§ WHAT YOU ARE ASKED TO DO:
Write each entry again exactly as shown, but without the images it holds.

§ RECORDED DATA:
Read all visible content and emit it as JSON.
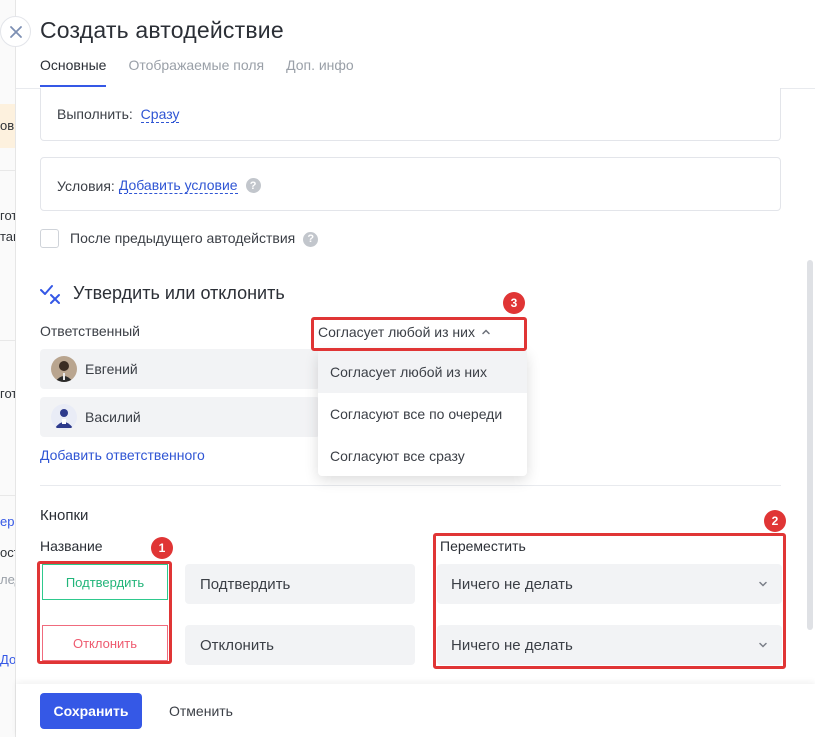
{
  "modal": {
    "title": "Создать автодействие",
    "tabs": [
      {
        "label": "Основные",
        "active": true
      },
      {
        "label": "Отображаемые поля",
        "active": false
      },
      {
        "label": "Доп. инфо",
        "active": false
      }
    ]
  },
  "execute": {
    "label": "Выполнить:",
    "value": "Сразу"
  },
  "conditions": {
    "label": "Условия:",
    "link": "Добавить условие",
    "help_icon": "question-icon"
  },
  "after_previous": {
    "label": "После предыдущего автодействия",
    "checked": false
  },
  "approval": {
    "title": "Утвердить или отклонить",
    "responsible_label": "Ответственный",
    "mode_selected": "Согласует любой из них",
    "mode_options": [
      "Согласует любой из них",
      "Согласуют все по очереди",
      "Согласуют все сразу"
    ],
    "people": [
      {
        "name": "Евгений"
      },
      {
        "name": "Василий"
      }
    ],
    "add_responsible": "Добавить ответственного"
  },
  "buttons_section": {
    "title": "Кнопки",
    "name_label": "Название",
    "move_label": "Переместить",
    "rows": [
      {
        "preview": "Подтвердить",
        "name": "Подтвердить",
        "move": "Ничего не делать"
      },
      {
        "preview": "Отклонить",
        "name": "Отклонить",
        "move": "Ничего не делать"
      }
    ]
  },
  "annotations": [
    "1",
    "2",
    "3"
  ],
  "footer": {
    "save": "Сохранить",
    "cancel": "Отменить"
  },
  "background_fragments": [
    "ов",
    "гот",
    "тан",
    "гот",
    "ере",
    "ост",
    "лед",
    "До"
  ],
  "colors": {
    "accent": "#3558e6",
    "confirm": "#22b57a",
    "reject": "#ee5a6f",
    "annotation": "#e03535"
  }
}
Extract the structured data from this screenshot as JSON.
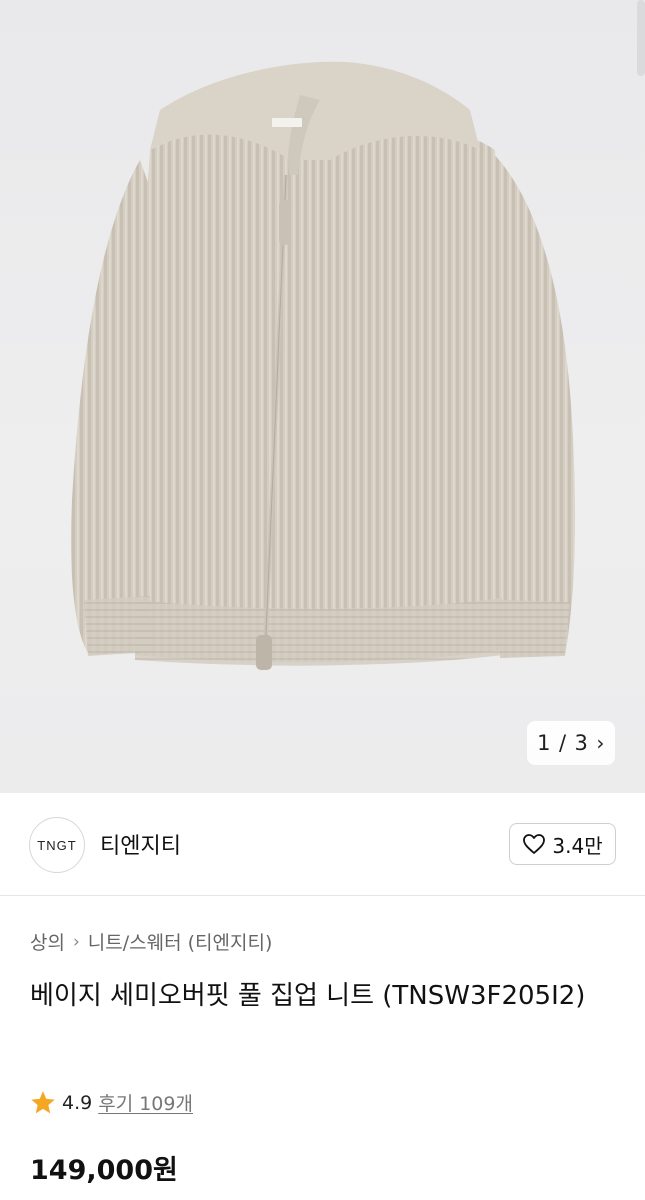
{
  "gallery": {
    "current": "1",
    "separator": "/",
    "total": "3",
    "next_icon": "chevron-right-icon",
    "image_subject": "beige knit full zip-up sweater"
  },
  "brand": {
    "logo_text": "TNGT",
    "name": "티엔지티",
    "like_icon": "heart-outline-icon",
    "like_count": "3.4만"
  },
  "breadcrumb": {
    "items": [
      "상의",
      "니트/스웨터 (티엔지티)"
    ],
    "separator_icon": "chevron-right-icon"
  },
  "product": {
    "title": "베이지 세미오버핏 풀 집업 니트 (TNSW3F205I2)",
    "rating": "4.9",
    "rating_icon": "star-icon",
    "reviews": "후기 109개",
    "price": "149,000원"
  },
  "colors": {
    "star": "#f5a623",
    "sweater": "#d6cfc3",
    "background": "#ebebec"
  }
}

§ REPLY TO THE TASK:
Read all visible content and emit it as JSON.
{
  "modal": {
    "title": "Создать автодействие",
    "tabs": [
      {
        "label": "Основные",
        "active": true
      },
      {
        "label": "Отображаемые поля",
        "active": false
      },
      {
        "label": "Доп. инфо",
        "active": false
      }
    ]
  },
  "execute": {
    "label": "Выполнить:",
    "value": "Сразу"
  },
  "conditions": {
    "label": "Условия:",
    "link": "Добавить условие",
    "help_icon": "question-icon"
  },
  "after_previous": {
    "label": "После предыдущего автодействия",
    "checked": false
  },
  "approval": {
    "title": "Утвердить или отклонить",
    "responsible_label": "Ответственный",
    "mode_selected": "Согласует любой из них",
    "mode_options": [
      "Согласует любой из них",
      "Согласуют все по очереди",
      "Согласуют все сразу"
    ],
    "people": [
      {
        "name": "Евгений"
      },
      {
        "name": "Василий"
      }
    ],
    "add_responsible": "Добавить ответственного"
  },
  "buttons_section": {
    "title": "Кнопки",
    "name_label": "Название",
    "move_label": "Переместить",
    "rows": [
      {
        "preview": "Подтвердить",
        "name": "Подтвердить",
        "move": "Ничего не делать"
      },
      {
        "preview": "Отклонить",
        "name": "Отклонить",
        "move": "Ничего не делать"
      }
    ]
  },
  "annotations": [
    "1",
    "2",
    "3"
  ],
  "footer": {
    "save": "Сохранить",
    "cancel": "Отменить"
  },
  "background_fragments": [
    "ов",
    "гот",
    "тан",
    "гот",
    "ере",
    "ост",
    "лед",
    "До"
  ],
  "colors": {
    "accent": "#3558e6",
    "confirm": "#22b57a",
    "reject": "#ee5a6f",
    "annotation": "#e03535"
  }
}
Extract the structured data from this screenshot as JSON.
{
  "gallery": {
    "current": "1",
    "separator": "/",
    "total": "3",
    "next_icon": "chevron-right-icon",
    "image_subject": "beige knit full zip-up sweater"
  },
  "brand": {
    "logo_text": "TNGT",
    "name": "티엔지티",
    "like_icon": "heart-outline-icon",
    "like_count": "3.4만"
  },
  "breadcrumb": {
    "items": [
      "상의",
      "니트/스웨터 (티엔지티)"
    ],
    "separator_icon": "chevron-right-icon"
  },
  "product": {
    "title": "베이지 세미오버핏 풀 집업 니트 (TNSW3F205I2)",
    "rating": "4.9",
    "rating_icon": "star-icon",
    "reviews": "후기 109개",
    "price": "149,000원"
  },
  "colors": {
    "star": "#f5a623",
    "sweater": "#d6cfc3",
    "background": "#ebebec"
  }
}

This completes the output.